Yet, to be consistent with congressional policy in favor of settlement of disputes by the parties through the machinery of arbitration, the judicial inquiry under § 301 must be confined to the question whether the reluctant party did agree to arbitrate the grievance or did agree to give the arbitrator power to make the award he made. An order to arbitrate the particular grievance should not be denied unless it may be said with positive assurance that the arbitration clause is not susceptible of an interpretation that covers the asserted dispute. Doubts should be resolved in favor of coverage. We do not agree with the lower courts that contracting-out grievances were excepted from the grievance procedure of this agreement. To be sure, the agreement provides that'matters which are a function of management shall not be subject to arbitration.' But it goes on to say that if'differences' arise or if'any local trouble of any kind' arises, the grievance procedure shall be applicable. Collective bargaining agreements restrict the exercise of management functions.

Management hires and fires and promotes, supervises and plans. All these are part of its function, absent a collective bargaining agreement, it may be exercised except as limited by public law and by the willingness of employees to work under the particular, unilaterally imposed conditions. A collective bargaining agreement may treat only with certain specific practices, leaving the rest to management but subject to the possibility of work stoppages. When, however, an absolute no-strike clause is included in the agreement in a real sense everything that management does is subject to the agreement, for either management is prohibited or limited in the action it takes, or if not, it is protected from interference by strikes; this comprehensive reach of the collective bargaining agreement does not mean, that the language,'strictly a function of management,' has no meaning.'Strictly a function of management' might be thought to refer to any practice of management in which, under particular circumstances prescribed by the agreement, it is permitted to indulge.

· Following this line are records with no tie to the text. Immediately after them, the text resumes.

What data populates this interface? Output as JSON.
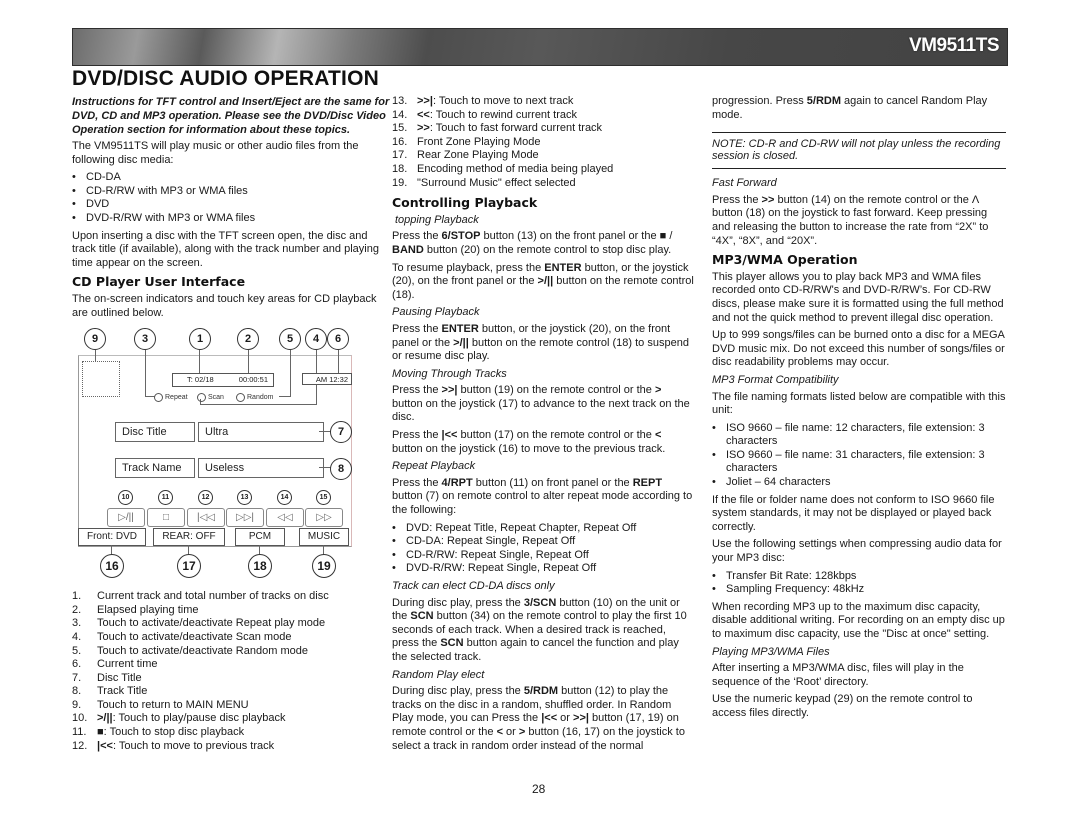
{
  "header": {
    "model": "VM9511TS",
    "title": "DVD/DISC AUDIO OPERATION"
  },
  "col1": {
    "intro": "Instructions for TFT control and Insert/Eject are the same for DVD, CD and MP3 operation. Please see the DVD/Disc Video Operation section for information about these topics.",
    "p1": "The VM9511TS will play music or other audio files from the following disc media:",
    "media": [
      "CD-DA",
      "CD-R/RW with MP3 or WMA files",
      "DVD",
      "DVD-R/RW with MP3 or WMA files"
    ],
    "p2": "Upon inserting a disc with the TFT screen open, the disc and track title (if available), along with the track number and playing time appear on the screen.",
    "h_ui": "CD Player User Interface",
    "p3": "The on-screen indicators and touch key areas for CD playback are outlined below.",
    "legend": [
      {
        "n": "1.",
        "t": "Current track and total number of tracks on disc"
      },
      {
        "n": "2.",
        "t": "Elapsed playing time"
      },
      {
        "n": "3.",
        "t": "Touch to activate/deactivate Repeat play mode"
      },
      {
        "n": "4.",
        "t": "Touch to activate/deactivate Scan mode"
      },
      {
        "n": "5.",
        "t": "Touch to activate/deactivate Random mode"
      },
      {
        "n": "6.",
        "t": "Current time"
      },
      {
        "n": "7.",
        "t": "Disc Title"
      },
      {
        "n": "8.",
        "t": "Track Title"
      },
      {
        "n": "9.",
        "t": "Touch to return to MAIN MENU"
      },
      {
        "n": "10.",
        "k": ">/||",
        "t": ": Touch to play/pause disc playback"
      },
      {
        "n": "11.",
        "k": "■",
        "t": ": Touch to stop disc playback"
      },
      {
        "n": "12.",
        "k": "|<<",
        "t": ": Touch to move to previous track"
      }
    ]
  },
  "diagram": {
    "callouts_top": [
      "9",
      "3",
      "1",
      "2",
      "5",
      "4",
      "6"
    ],
    "track": "T: 02/18",
    "elapsed": "00:00:51",
    "clock": "AM 12:32",
    "radios": [
      "Repeat",
      "Scan",
      "Random"
    ],
    "disc_label": "Disc Title",
    "disc_value": "Ultra",
    "track_label": "Track Name",
    "track_value": "Useless",
    "callout7": "7",
    "callout8": "8",
    "ctrl_callouts": [
      "10",
      "11",
      "12",
      "13",
      "14",
      "15"
    ],
    "ctrl_icons": [
      "▷/||",
      "□",
      "|◁◁",
      "▷▷|",
      "◁◁",
      "▷▷"
    ],
    "status": [
      "Front: DVD",
      "REAR: OFF",
      "PCM",
      "MUSIC"
    ],
    "callouts_bottom": [
      "16",
      "17",
      "18",
      "19"
    ]
  },
  "col2": {
    "legend": [
      {
        "n": "13.",
        "k": ">>|",
        "t": ": Touch to move to next track"
      },
      {
        "n": "14.",
        "k": "<<",
        "t": ": Touch to rewind current track"
      },
      {
        "n": "15.",
        "k": ">>",
        "t": ": Touch to fast forward current track"
      },
      {
        "n": "16.",
        "t": "Front Zone Playing Mode"
      },
      {
        "n": "17.",
        "t": "Rear Zone Playing Mode"
      },
      {
        "n": "18.",
        "t": "Encoding method of media being played"
      },
      {
        "n": "19.",
        "t": "\"Surround Music\" effect selected"
      }
    ],
    "h_ctrl": "Controlling Playback",
    "s_stop": "topping Playback",
    "stop_a": "Press the ",
    "stop_b": "6/STOP",
    "stop_c": " button (13) on the front panel or the ■ / ",
    "stop_d": "BAND",
    "stop_e": " button (20) on the remote control to stop disc play.",
    "resume_a": "To resume playback, press the ",
    "resume_b": "ENTER",
    "resume_c": " button, or the joystick (20), on the front panel or the ",
    "resume_d": ">/||",
    "resume_e": " button on the remote control (18).",
    "s_pause": "Pausing Playback",
    "pause_a": "Press the ",
    "pause_b": "ENTER",
    "pause_c": " button, or the joystick (20), on the front panel or the ",
    "pause_d": ">/||",
    "pause_e": " button on the remote control (18) to suspend or resume disc play.",
    "s_move": "Moving Through Tracks",
    "next_a": "Press the ",
    "next_b": ">>|",
    "next_c": " button (19) on the remote control or the ",
    "next_d": ">",
    "next_e": " button on the joystick (17) to advance to the next track on the disc.",
    "prev_a": "Press the ",
    "prev_b": "|<<",
    "prev_c": " button (17) on the remote control or the ",
    "prev_d": "<",
    "prev_e": " button on the joystick (16) to move to the previous track.",
    "s_repeat": "Repeat Playback",
    "rpt_a": "Press the ",
    "rpt_b": "4/RPT",
    "rpt_c": " button (11) on front panel or the ",
    "rpt_d": "REPT",
    "rpt_e": " button (7) on remote control to alter repeat mode according to the following:",
    "repeat_modes": [
      "DVD: Repeat Title, Repeat Chapter, Repeat Off",
      "CD-DA: Repeat Single, Repeat Off",
      "CD-R/RW: Repeat Single, Repeat Off",
      "DVD-R/RW: Repeat Single, Repeat Off"
    ],
    "s_scan": "Track  can  elect  CD-DA discs only",
    "scan_a": "During disc play, press the ",
    "scan_b": "3/SCN",
    "scan_c": " button (10) on the unit or the ",
    "scan_d": "SCN",
    "scan_e": " button (34) on the remote control to play the first 10 seconds of each track. When a desired track is reached, press the ",
    "scan_f": "SCN",
    "scan_g": " button again to cancel the function and play the selected track.",
    "s_random": "Random Play  elect",
    "rdm_a": "During disc play, press the ",
    "rdm_b": "5/RDM",
    "rdm_c": " button (12) to play the tracks on the disc in a random, shuffled order. In Random Play mode, you can Press the ",
    "rdm_d": "|<<",
    "rdm_e": " or ",
    "rdm_f": ">>|",
    "rdm_g": " button (17, 19) on remote control or the ",
    "rdm_h": "<",
    "rdm_i": " or ",
    "rdm_j": ">",
    "rdm_k": " button (16, 17) on the joystick to select a track in random order instead of the normal"
  },
  "col3": {
    "cont_a": "progression. Press ",
    "cont_b": "5/RDM",
    "cont_c": " again to cancel Random Play mode.",
    "note": "NOTE: CD-R and CD-RW will not play unless the recording session is closed.",
    "s_ff": "Fast Forward",
    "ff_a": "Press the ",
    "ff_b": ">>",
    "ff_c": " button (14) on the remote control or the Λ button (18) on the joystick to fast forward. Keep pressing and releasing the button to increase the rate from “2X” to “4X”, “8X”, and “20X”.",
    "h_mp3": "MP3/WMA Operation",
    "mp3_p1": "This player allows you to play back MP3 and WMA files recorded onto CD-R/RW's and DVD-R/RW’s. For CD-RW discs, please make sure it is formatted using the full method and not the quick method to prevent illegal disc operation.",
    "mp3_p2": "Up to 999 songs/files can be burned onto a disc for a MEGA DVD music mix. Do not exceed this number of songs/files or disc readability problems may occur.",
    "s_compat": "MP3 Format Compatibility",
    "compat_p": "The file naming formats listed below are compatible with this unit:",
    "formats": [
      "ISO 9660 – file name: 12 characters, file extension: 3 characters",
      "ISO 9660 – file name: 31 characters, file extension: 3 characters",
      "Joliet – 64 characters"
    ],
    "conform_p": "If the file or folder name does not conform to ISO 9660 file system standards, it may not be displayed or played back correctly.",
    "settings_p": "Use the following settings when compressing audio data for your MP3 disc:",
    "settings": [
      "Transfer Bit Rate: 128kbps",
      "Sampling Frequency: 48kHz"
    ],
    "max_p": "When recording MP3 up to the maximum disc capacity, disable additional writing. For recording on an empty disc up to maximum disc capacity, use the \"Disc at once\" setting.",
    "s_play": "Playing MP3/WMA Files",
    "play_p1": "After inserting a MP3/WMA disc, files will play in the sequence of the ‘Root’ directory.",
    "play_p2": "Use the numeric keypad (29) on the remote control to access files directly."
  },
  "footer": {
    "page": "28"
  }
}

But if courts, in order to determine arbitrability, were allowed to determine what is permitted and what is not, the arbitration clause would be swallowed up by the exception. Every grievance in a sense involves a claim that management has violated some provision of the agreement. United States labor law